▸ **WHAT IS NEEDED**: Return each line of the records holding the string "icon".

Data excerpts:
════════════════

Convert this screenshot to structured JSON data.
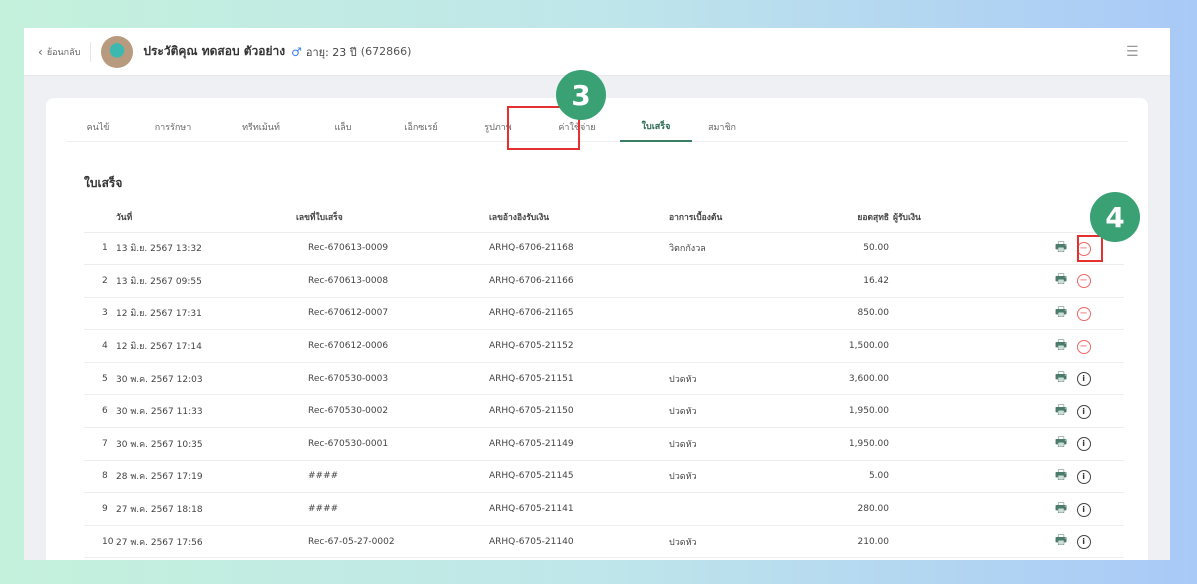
{
  "header": {
    "back_label": "ย้อนกลับ",
    "patient_name": "ประวัติคุณ ทดสอบ ตัวอย่าง",
    "gender_icon": "male-icon",
    "age": "อายุ: 23 ปี",
    "hn": "(672866)"
  },
  "tabs": [
    {
      "label": "คนไข้"
    },
    {
      "label": "การรักษา"
    },
    {
      "label": "ทรีทเม้นท์"
    },
    {
      "label": "แล็บ"
    },
    {
      "label": "เอ็กซเรย์"
    },
    {
      "label": "รูปภาพ"
    },
    {
      "label": "ค่าใช้จ่าย"
    },
    {
      "label": "ใบเสร็จ",
      "active": true
    },
    {
      "label": "สมาชิก"
    }
  ],
  "section_title": "ใบเสร็จ",
  "columns": {
    "date": "วันที่",
    "receipt_no": "เลขที่ใบเสร็จ",
    "ref": "เลขอ้างอิงรับเงิน",
    "symptom": "อาการเบื้องต้น",
    "net": "ยอดสุทธิ",
    "receiver": "ผู้รับเงิน"
  },
  "rows": [
    {
      "n": "1",
      "date": "13 มิ.ย. 2567 13:32",
      "no": "Rec-670613-0009",
      "ref": "ARHQ-6706-21168",
      "sym": "วิตกกังวล",
      "net": "50.00",
      "action": "cancel"
    },
    {
      "n": "2",
      "date": "13 มิ.ย. 2567 09:55",
      "no": "Rec-670613-0008",
      "ref": "ARHQ-6706-21166",
      "sym": "",
      "net": "16.42",
      "action": "cancel"
    },
    {
      "n": "3",
      "date": "12 มิ.ย. 2567 17:31",
      "no": "Rec-670612-0007",
      "ref": "ARHQ-6706-21165",
      "sym": "",
      "net": "850.00",
      "action": "cancel"
    },
    {
      "n": "4",
      "date": "12 มิ.ย. 2567 17:14",
      "no": "Rec-670612-0006",
      "ref": "ARHQ-6705-21152",
      "sym": "",
      "net": "1,500.00",
      "action": "cancel"
    },
    {
      "n": "5",
      "date": "30 พ.ค. 2567 12:03",
      "no": "Rec-670530-0003",
      "ref": "ARHQ-6705-21151",
      "sym": "ปวดหัว",
      "net": "3,600.00",
      "action": "info"
    },
    {
      "n": "6",
      "date": "30 พ.ค. 2567 11:33",
      "no": "Rec-670530-0002",
      "ref": "ARHQ-6705-21150",
      "sym": "ปวดหัว",
      "net": "1,950.00",
      "action": "info"
    },
    {
      "n": "7",
      "date": "30 พ.ค. 2567 10:35",
      "no": "Rec-670530-0001",
      "ref": "ARHQ-6705-21149",
      "sym": "ปวดหัว",
      "net": "1,950.00",
      "action": "info"
    },
    {
      "n": "8",
      "date": "28 พ.ค. 2567 17:19",
      "no": "####",
      "ref": "ARHQ-6705-21145",
      "sym": "ปวดหัว",
      "net": "5.00",
      "action": "info"
    },
    {
      "n": "9",
      "date": "27 พ.ค. 2567 18:18",
      "no": "####",
      "ref": "ARHQ-6705-21141",
      "sym": "",
      "net": "280.00",
      "action": "info"
    },
    {
      "n": "10",
      "date": "27 พ.ค. 2567 17:56",
      "no": "Rec-67-05-27-0002",
      "ref": "ARHQ-6705-21140",
      "sym": "ปวดหัว",
      "net": "210.00",
      "action": "info"
    }
  ],
  "annotations": {
    "step3": "3",
    "step4": "4"
  },
  "colors": {
    "accent": "#3a7f63",
    "badge": "#3aa174",
    "highlight": "#e53030"
  }
}
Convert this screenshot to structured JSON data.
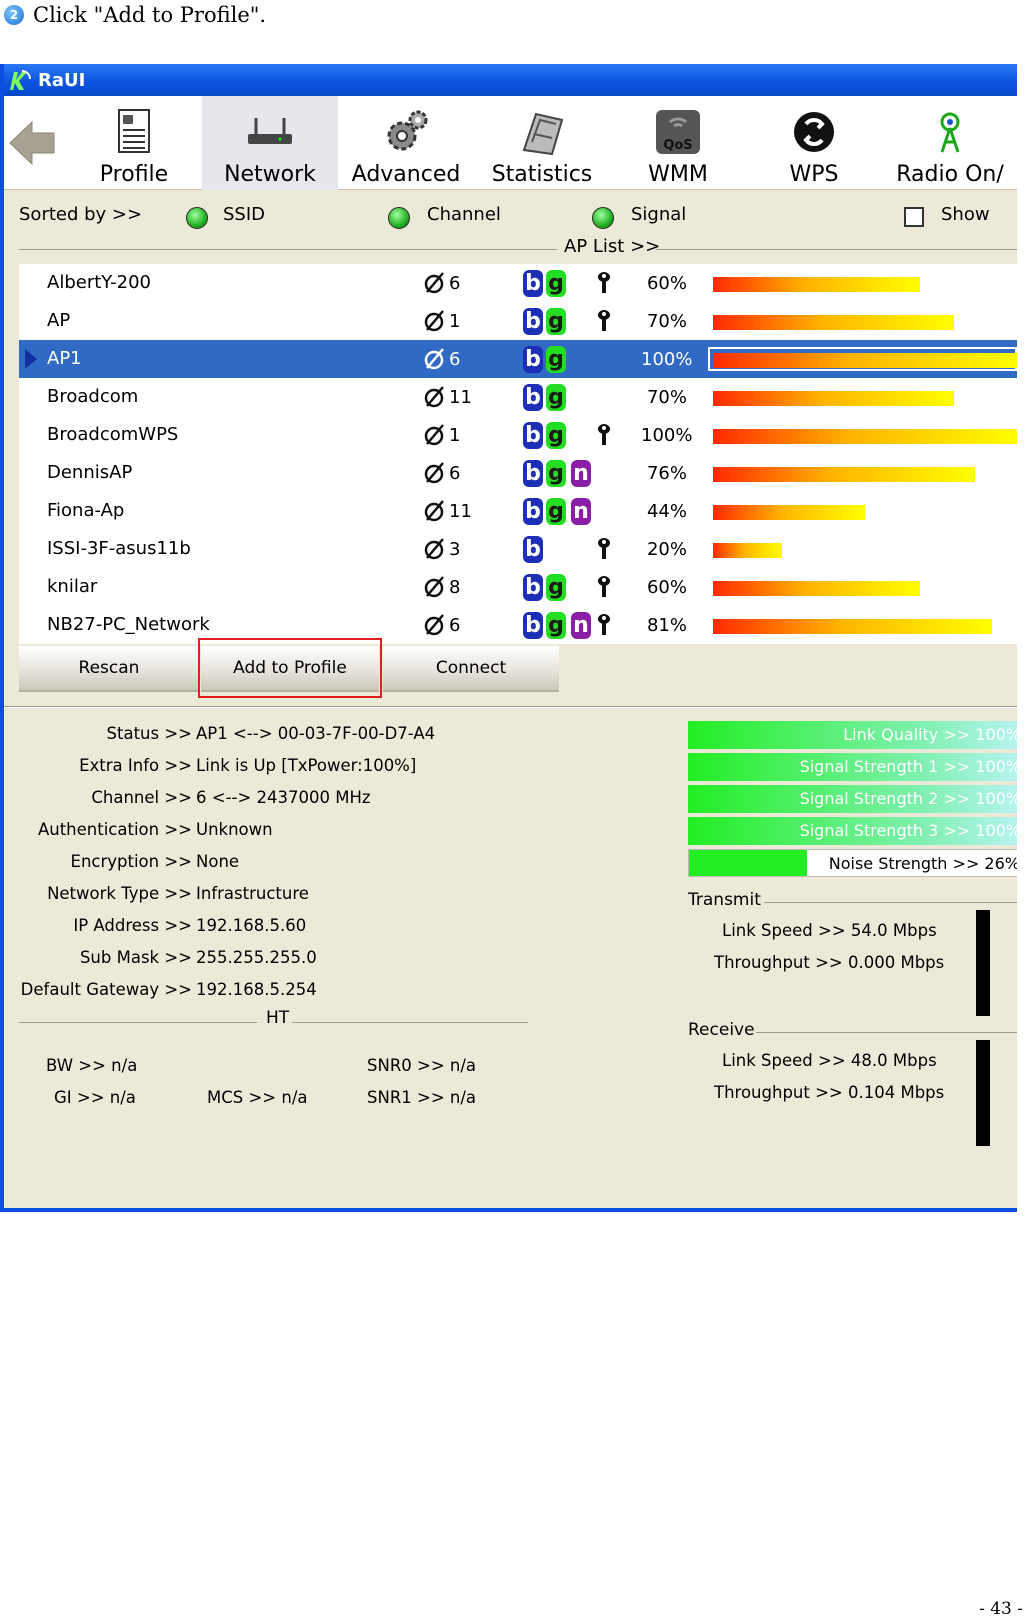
{
  "step": {
    "number": "2",
    "text": "Click \"Add to Profile\"."
  },
  "window": {
    "title": "RaUI"
  },
  "toolbar": {
    "back": "back-arrow",
    "buttons": [
      {
        "label": "Profile",
        "icon": "profile-icon"
      },
      {
        "label": "Network",
        "icon": "network-icon"
      },
      {
        "label": "Advanced",
        "icon": "advanced-gear-icon"
      },
      {
        "label": "Statistics",
        "icon": "statistics-icon"
      },
      {
        "label": "WMM",
        "icon": "wmm-qos-icon"
      },
      {
        "label": "WPS",
        "icon": "wps-icon"
      },
      {
        "label": "Radio On/",
        "icon": "radio-antenna-icon"
      }
    ]
  },
  "sort": {
    "label": "Sorted by >>",
    "ssid": "SSID",
    "channel": "Channel",
    "signal": "Signal",
    "show": "Show"
  },
  "ap_list_title": "AP List >>",
  "ap_list": [
    {
      "ssid": "AlbertY-200",
      "channel": "6",
      "b": "b",
      "g": "g",
      "n": "",
      "secure": true,
      "signal": "60%",
      "signal_pct": 60
    },
    {
      "ssid": "AP",
      "channel": "1",
      "b": "b",
      "g": "g",
      "n": "",
      "secure": true,
      "signal": "70%",
      "signal_pct": 70
    },
    {
      "ssid": "AP1",
      "channel": "6",
      "b": "b",
      "g": "g",
      "n": "",
      "secure": false,
      "signal": "100%",
      "signal_pct": 100,
      "selected": true
    },
    {
      "ssid": "Broadcom",
      "channel": "11",
      "b": "b",
      "g": "g",
      "n": "",
      "secure": false,
      "signal": "70%",
      "signal_pct": 70
    },
    {
      "ssid": "BroadcomWPS",
      "channel": "1",
      "b": "b",
      "g": "g",
      "n": "",
      "secure": true,
      "signal": "100%",
      "signal_pct": 100
    },
    {
      "ssid": "DennisAP",
      "channel": "6",
      "b": "b",
      "g": "g",
      "n": "n",
      "secure": false,
      "signal": "76%",
      "signal_pct": 76
    },
    {
      "ssid": "Fiona-Ap",
      "channel": "11",
      "b": "b",
      "g": "g",
      "n": "n",
      "secure": false,
      "signal": "44%",
      "signal_pct": 44
    },
    {
      "ssid": "ISSI-3F-asus11b",
      "channel": "3",
      "b": "b",
      "g": "",
      "n": "",
      "secure": true,
      "signal": "20%",
      "signal_pct": 20
    },
    {
      "ssid": "knilar",
      "channel": "8",
      "b": "b",
      "g": "g",
      "n": "",
      "secure": true,
      "signal": "60%",
      "signal_pct": 60
    },
    {
      "ssid": "NB27-PC_Network",
      "channel": "6",
      "b": "b",
      "g": "g",
      "n": "n",
      "secure": true,
      "signal": "81%",
      "signal_pct": 81
    }
  ],
  "buttons": {
    "rescan": "Rescan",
    "add_to_profile": "Add to Profile",
    "connect": "Connect"
  },
  "status": {
    "status_k": "Status >>",
    "status_v": "AP1 <--> 00-03-7F-00-D7-A4",
    "extra_k": "Extra Info >>",
    "extra_v": "Link is Up [TxPower:100%]",
    "channel_k": "Channel >>",
    "channel_v": "6 <--> 2437000 MHz",
    "auth_k": "Authentication >>",
    "auth_v": "Unknown",
    "enc_k": "Encryption >>",
    "enc_v": "None",
    "nettype_k": "Network Type >>",
    "nettype_v": "Infrastructure",
    "ip_k": "IP Address >>",
    "ip_v": "192.168.5.60",
    "mask_k": "Sub Mask >>",
    "mask_v": "255.255.255.0",
    "gw_k": "Default Gateway >>",
    "gw_v": "192.168.5.254"
  },
  "ht": {
    "title": "HT",
    "bw": "BW >> n/a",
    "gi": "GI >> n/a",
    "mcs": "MCS >> n/a",
    "snr0": "SNR0 >> n/a",
    "snr1": "SNR1 >> n/a"
  },
  "quality": {
    "link_quality": "Link Quality >> 100%",
    "signal1": "Signal Strength 1 >> 100%",
    "signal2": "Signal Strength 2 >> 100%",
    "signal3": "Signal Strength 3 >> 100%",
    "noise": "Noise Strength >> 26%"
  },
  "transmit": {
    "title": "Transmit",
    "link_speed": "Link Speed >> 54.0 Mbps",
    "throughput": "Throughput >> 0.000 Mbps"
  },
  "receive": {
    "title": "Receive",
    "link_speed": "Link Speed >> 48.0 Mbps",
    "throughput": "Throughput >> 0.104 Mbps"
  },
  "page_number": "- 43 -",
  "colors": {
    "title_bar": "#0a53e0",
    "selected_row": "#316ac5",
    "highlight": "#e02020",
    "quality_bar": "#22ee22"
  }
}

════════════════

▸ **EXERCISE RESPONSE**:
    "gender_icon": "male-icon",
        "icon": "profile-icon"
        "icon": "network-icon"
        "icon": "advanced-gear-icon"
        "icon": "statistics-icon"
        "icon": "wmm-qos-icon"
        "icon": "wps-icon"
        "icon": "radio-antenna-icon"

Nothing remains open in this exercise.